  • Failure of the physician to obtain adequate informed consent, which includes advising the mother of the risks and alternatives of delivery methods, such as vaginal birth versus C-section delivery.

It is crucial that the physician take a thorough history of the pregnant woman, and this includes asking about HSV infection and risk factors. If major risk factors for or signs of HSV are present, the physician should test the mother. If a mother has HSV, all measures must be taken – and standards of care followed – in order to prevent the spread of the infection to the baby. If the baby is at risk of infection, they must be monitored closely after delivery, and if any signs of HSV are present, the baby must be treated and tested for the infection. Failure to promptly treat an infant with HSV and failure to follow the standards of care listed above constitute negligence. If this negligence leads to injury in the baby, it is medical malpractice.

Damage caused by neonatal herpes is considered a birth injury. Birth injury cases require extensive knowledge of both malpractice law and medicine. For the best case outcomes, it’s critical to find an attorney and a firm that focus specifically on this area of law. Reiter & Walsh, P.C. was established to focus exclusively on birth injury cases. Our team is based in Michigan, but we handle cases throughout the United States. We give personal attention to each family we work with, and you pay nothing unless we win your case.Free Case Review | Available 24/7 | No Fee Until We Win

Free Case Review | Available 24/7 | No Fee Until We Win

Phone (toll-free): 888-419-2229
Press the Live Chat button on your browser
Complete Our Online Contact Form

Video: neonatal herpes encephalitis attorneys discuss birth injuries

Watch a video of attorneys Jesse Reiter and Rebecca Walsh discussing birth injuries.


  1. Kimberlin, D. W., Baley, J., & Committee on Infectious Diseases. (2013). Guidance on management of asymptomatic neonates born to women with active genital herpes lesions. Pediatrics, peds-2012.
  2. National Center for Health Statistics. (2018, February 07). Retrieved October 18, 2018, from
  3. Whitley, R. (2004). Neonatal herpes simplex virus infection. Current opinion in infectious diseases, 17(3), 243-246.
  4. (n.d.). Retrieved October 18, 2018, from
  5. Rudnick, Caroline M., and Grant S. Hoekzema. “Neonatal herpes simplex virus infections.” American Family Physician 65.6 (2002).
  6. Neonatal herpes simplex Symptoms & Causes | Boston Children’s Hospital. (n.d.). Retrieved October 18, 2018, from
  7. (n.d.). Retrieved October 18, 2018, from
  8. (n.d.). Retrieved October 18, 2018, from
  9. (n.d.). Retrieved October 18, 2018, from
  10. Horsley, L. (2008). ACOG releases guidelines on managing herpes in pregnancy.
  11. (n.d.). Retrieved October 18, 2018, from
  12. (n.d.). Retrieved October 18, 2018, from

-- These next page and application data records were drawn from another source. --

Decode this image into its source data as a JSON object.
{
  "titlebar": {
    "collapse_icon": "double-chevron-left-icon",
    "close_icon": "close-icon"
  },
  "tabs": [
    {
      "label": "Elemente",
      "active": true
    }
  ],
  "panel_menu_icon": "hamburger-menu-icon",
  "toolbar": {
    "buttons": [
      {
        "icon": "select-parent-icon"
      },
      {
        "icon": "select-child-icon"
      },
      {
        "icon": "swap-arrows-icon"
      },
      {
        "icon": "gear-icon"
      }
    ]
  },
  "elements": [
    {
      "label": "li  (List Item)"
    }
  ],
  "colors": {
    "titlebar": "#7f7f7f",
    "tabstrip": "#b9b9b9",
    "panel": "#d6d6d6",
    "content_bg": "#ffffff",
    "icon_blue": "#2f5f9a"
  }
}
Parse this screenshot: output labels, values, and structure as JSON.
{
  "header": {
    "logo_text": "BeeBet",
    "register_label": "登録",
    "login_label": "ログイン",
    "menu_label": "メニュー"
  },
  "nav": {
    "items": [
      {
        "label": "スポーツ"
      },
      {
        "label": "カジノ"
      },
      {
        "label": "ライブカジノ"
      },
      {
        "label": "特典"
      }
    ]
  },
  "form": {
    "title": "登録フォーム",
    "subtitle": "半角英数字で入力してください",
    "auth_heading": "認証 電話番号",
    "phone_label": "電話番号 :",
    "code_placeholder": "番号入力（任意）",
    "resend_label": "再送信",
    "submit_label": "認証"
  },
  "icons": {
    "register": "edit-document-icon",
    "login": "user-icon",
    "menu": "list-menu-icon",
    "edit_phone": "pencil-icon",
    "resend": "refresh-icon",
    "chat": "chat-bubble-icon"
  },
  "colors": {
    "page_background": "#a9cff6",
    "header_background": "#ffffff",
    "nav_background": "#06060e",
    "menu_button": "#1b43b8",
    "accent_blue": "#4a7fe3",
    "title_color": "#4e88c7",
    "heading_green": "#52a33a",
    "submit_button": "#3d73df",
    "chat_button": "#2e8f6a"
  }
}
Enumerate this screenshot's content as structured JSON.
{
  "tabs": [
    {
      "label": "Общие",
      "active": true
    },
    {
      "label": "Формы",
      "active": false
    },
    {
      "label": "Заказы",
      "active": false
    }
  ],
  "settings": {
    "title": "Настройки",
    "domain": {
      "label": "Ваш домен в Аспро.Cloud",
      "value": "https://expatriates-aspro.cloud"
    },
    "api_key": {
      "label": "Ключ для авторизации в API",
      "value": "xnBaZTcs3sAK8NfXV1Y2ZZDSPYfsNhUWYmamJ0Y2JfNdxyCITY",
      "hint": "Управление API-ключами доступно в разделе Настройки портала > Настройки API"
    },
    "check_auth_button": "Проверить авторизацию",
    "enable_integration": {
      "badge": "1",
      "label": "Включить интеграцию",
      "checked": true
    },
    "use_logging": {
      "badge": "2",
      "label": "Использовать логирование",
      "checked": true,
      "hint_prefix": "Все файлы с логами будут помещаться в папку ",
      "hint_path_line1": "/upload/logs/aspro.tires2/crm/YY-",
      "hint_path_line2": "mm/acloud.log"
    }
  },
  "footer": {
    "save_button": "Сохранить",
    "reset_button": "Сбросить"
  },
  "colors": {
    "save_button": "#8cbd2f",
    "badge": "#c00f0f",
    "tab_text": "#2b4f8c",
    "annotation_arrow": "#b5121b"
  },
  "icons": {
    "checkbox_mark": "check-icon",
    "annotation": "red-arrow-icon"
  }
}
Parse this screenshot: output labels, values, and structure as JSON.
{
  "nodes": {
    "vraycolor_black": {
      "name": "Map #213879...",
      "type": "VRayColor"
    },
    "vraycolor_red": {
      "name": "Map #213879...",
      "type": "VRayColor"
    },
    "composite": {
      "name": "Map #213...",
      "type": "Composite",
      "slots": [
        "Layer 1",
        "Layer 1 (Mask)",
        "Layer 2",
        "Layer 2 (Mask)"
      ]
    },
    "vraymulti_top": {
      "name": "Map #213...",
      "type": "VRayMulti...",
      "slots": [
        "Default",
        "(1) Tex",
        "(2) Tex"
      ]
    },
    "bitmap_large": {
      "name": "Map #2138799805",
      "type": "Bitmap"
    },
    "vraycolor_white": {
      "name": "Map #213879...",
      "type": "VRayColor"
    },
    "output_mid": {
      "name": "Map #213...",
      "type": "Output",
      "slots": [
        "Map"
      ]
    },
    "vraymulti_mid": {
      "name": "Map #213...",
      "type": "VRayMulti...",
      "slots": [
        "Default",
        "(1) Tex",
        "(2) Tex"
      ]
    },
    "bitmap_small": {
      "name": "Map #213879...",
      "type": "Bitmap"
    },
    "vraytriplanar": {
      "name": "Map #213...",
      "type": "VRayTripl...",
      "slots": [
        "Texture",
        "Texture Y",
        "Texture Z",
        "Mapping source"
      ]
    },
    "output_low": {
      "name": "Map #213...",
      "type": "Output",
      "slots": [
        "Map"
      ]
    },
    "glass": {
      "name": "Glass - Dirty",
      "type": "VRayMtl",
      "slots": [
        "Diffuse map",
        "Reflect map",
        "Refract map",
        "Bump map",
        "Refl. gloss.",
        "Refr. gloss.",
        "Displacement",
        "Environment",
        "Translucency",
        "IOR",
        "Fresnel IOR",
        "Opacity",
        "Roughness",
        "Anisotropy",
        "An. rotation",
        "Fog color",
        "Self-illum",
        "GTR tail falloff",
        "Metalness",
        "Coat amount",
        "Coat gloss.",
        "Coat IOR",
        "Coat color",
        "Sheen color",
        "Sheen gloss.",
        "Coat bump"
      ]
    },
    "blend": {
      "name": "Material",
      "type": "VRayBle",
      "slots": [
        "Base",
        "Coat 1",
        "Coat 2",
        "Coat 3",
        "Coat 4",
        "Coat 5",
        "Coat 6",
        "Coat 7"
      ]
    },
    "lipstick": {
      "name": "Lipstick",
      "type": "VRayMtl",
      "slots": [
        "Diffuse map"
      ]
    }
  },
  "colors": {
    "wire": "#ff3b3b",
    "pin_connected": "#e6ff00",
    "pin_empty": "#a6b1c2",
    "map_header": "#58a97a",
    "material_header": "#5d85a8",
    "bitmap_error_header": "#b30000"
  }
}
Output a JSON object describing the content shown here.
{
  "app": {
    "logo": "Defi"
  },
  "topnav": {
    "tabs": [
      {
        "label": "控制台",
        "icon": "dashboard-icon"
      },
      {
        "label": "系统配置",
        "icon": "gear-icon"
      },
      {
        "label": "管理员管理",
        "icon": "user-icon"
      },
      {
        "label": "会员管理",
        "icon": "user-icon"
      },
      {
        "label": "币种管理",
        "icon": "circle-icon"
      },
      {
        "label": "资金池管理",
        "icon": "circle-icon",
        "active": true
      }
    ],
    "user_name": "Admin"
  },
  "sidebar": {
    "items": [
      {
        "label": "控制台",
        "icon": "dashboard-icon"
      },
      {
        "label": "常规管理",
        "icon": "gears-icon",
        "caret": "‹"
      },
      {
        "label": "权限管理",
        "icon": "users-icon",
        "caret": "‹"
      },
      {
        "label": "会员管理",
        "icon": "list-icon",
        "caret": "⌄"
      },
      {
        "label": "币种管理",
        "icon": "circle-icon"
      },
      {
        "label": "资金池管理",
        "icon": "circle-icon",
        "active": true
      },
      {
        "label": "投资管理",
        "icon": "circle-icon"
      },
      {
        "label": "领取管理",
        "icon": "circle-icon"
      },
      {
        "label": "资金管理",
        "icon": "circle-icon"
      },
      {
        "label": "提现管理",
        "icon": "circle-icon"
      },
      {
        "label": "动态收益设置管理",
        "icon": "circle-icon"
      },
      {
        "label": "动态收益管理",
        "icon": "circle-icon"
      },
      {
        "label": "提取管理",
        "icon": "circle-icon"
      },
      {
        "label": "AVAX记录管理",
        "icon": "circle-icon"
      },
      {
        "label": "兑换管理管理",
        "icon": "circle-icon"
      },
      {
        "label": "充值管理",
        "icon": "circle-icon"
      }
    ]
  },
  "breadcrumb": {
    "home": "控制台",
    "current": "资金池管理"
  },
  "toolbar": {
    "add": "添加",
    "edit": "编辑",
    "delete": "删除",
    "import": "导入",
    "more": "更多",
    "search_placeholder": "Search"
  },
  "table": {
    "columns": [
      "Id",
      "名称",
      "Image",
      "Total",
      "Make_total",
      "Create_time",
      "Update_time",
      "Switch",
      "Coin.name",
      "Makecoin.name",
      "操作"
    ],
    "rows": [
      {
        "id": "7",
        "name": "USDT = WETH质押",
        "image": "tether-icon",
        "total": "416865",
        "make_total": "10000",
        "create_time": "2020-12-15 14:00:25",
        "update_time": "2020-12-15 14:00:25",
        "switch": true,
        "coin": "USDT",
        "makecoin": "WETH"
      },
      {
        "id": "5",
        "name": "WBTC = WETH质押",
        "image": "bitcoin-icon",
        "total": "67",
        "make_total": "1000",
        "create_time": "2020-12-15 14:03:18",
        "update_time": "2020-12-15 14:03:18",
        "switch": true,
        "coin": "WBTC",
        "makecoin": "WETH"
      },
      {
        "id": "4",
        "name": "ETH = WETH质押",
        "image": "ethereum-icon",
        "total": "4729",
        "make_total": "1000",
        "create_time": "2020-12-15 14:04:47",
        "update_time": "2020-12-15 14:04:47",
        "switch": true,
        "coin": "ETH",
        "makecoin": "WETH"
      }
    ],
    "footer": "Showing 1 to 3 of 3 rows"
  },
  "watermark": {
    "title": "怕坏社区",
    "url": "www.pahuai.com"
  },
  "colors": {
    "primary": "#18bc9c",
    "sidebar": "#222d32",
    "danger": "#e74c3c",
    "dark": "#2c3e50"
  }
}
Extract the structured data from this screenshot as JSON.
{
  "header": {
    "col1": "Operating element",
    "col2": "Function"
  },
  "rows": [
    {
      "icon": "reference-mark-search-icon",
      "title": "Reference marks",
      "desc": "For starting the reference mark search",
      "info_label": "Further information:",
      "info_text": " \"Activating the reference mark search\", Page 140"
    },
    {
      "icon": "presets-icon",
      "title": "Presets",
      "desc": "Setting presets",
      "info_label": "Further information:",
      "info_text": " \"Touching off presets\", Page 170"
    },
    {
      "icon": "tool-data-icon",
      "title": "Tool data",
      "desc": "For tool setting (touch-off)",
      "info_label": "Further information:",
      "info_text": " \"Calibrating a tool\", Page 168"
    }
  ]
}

The above information is meant only to be an educational resource. It is not meant to be, and should not be, interpreted as medical advice.